Tesla Batteries vs. Engines: A Debate on Betterment and Insurance Claims
A recent call log with a Tesla owner highlights an interesting situation, raising questions about how insurance carriers should handle claims for electric vehicles (EVs), particularly regarding betterment. The owner was involved in an accident where their Tesla’s battery was damaged. The insurance carrier initially wanted to apply betterment, treating the battery like a standard car battery. The owner argued that a Tesla battery is more like an engine, and betterment shouldn’t apply in this case. After a tough fight, the owner managed to have the betterment removed from the claim. This situation warrants a discussion on the similarities between Tesla batteries and engines and the potential implications for insurance claims.
Tesla Batteries vs. Engines: The Similarities
Both engines and Tesla batteries are critical components of their respective vehicles. While engines are the primary source of power in traditional internal combustion engine (ICE) vehicles, batteries play the same role in EVs like Teslas. In both cases, the vehicle cannot function without these components.
Cost and Value
Tesla batteries are expensive, similar to engines in ICE vehicles. They represent a significant portion of the vehicle’s overall value. Moreover, both components have a long lifespan and require regular maintenance to ensure optimal performance.

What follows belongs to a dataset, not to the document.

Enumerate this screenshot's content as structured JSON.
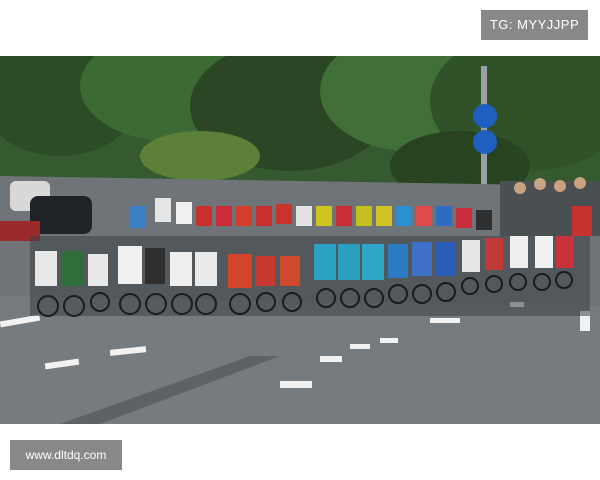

Both engines and Tesla batteries are subject to continuous improvements in technology. Newer models typically offer better efficiency, performance, and longevity, making older models potentially less valuable over time.
Why Betterment Shouldn’t Apply to Tesla Batteries

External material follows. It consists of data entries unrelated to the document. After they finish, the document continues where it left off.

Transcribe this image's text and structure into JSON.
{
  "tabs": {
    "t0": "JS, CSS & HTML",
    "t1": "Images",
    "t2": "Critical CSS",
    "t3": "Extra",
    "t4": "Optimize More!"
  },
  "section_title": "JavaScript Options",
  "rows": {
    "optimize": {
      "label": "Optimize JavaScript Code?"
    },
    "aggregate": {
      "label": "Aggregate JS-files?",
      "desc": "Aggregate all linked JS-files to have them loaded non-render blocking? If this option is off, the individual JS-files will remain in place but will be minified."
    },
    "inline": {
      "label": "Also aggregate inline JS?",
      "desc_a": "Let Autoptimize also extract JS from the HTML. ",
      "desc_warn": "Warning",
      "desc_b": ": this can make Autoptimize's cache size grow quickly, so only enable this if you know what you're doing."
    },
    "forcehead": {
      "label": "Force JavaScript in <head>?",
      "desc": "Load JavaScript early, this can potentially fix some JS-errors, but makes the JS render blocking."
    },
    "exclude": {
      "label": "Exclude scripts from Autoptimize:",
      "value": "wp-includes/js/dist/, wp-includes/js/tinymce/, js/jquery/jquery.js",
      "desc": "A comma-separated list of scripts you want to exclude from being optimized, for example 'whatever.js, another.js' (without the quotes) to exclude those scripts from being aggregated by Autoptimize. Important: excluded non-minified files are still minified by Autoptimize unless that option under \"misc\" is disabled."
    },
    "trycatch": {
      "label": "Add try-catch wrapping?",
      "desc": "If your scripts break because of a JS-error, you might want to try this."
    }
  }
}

Unlike standard car batteries, which mainly serve to start the engine and provide power to accessories, Tesla batteries are the primary source of power for the entire vehicle. They are not a simple wear-and-tear item, as they have a longer lifespan and are subject to regular maintenance.
Tesla offers an extensive warranty for its batteries, which can last up to eight years or more, depending on the model. The warranty covers a wide range of potential issues, which may not be the case for traditional ICE vehicle engines.
While betterment is intended to account for the depreciation of an older component being replaced with a newer one, Tesla batteries typically have a slower rate of depreciation than traditional car batteries. This is due to their long lifespan, warranty, and regular maintenance.
To wrap it up…..
The debate surrounding the classification of Tesla batteries as engines and the application of betterment in insurance claims is a complex one. Given the similarities between Tesla batteries and engines, as well as the inherent differences between EV batteries and standard car batteries, it is reasonable to argue that betterment should not apply in cases like the one discussed. Insurance carriers need to reconsider their policies and adapt to the changing landscape of automobile technology, ensuring fair treatment for EV owners in accident claims.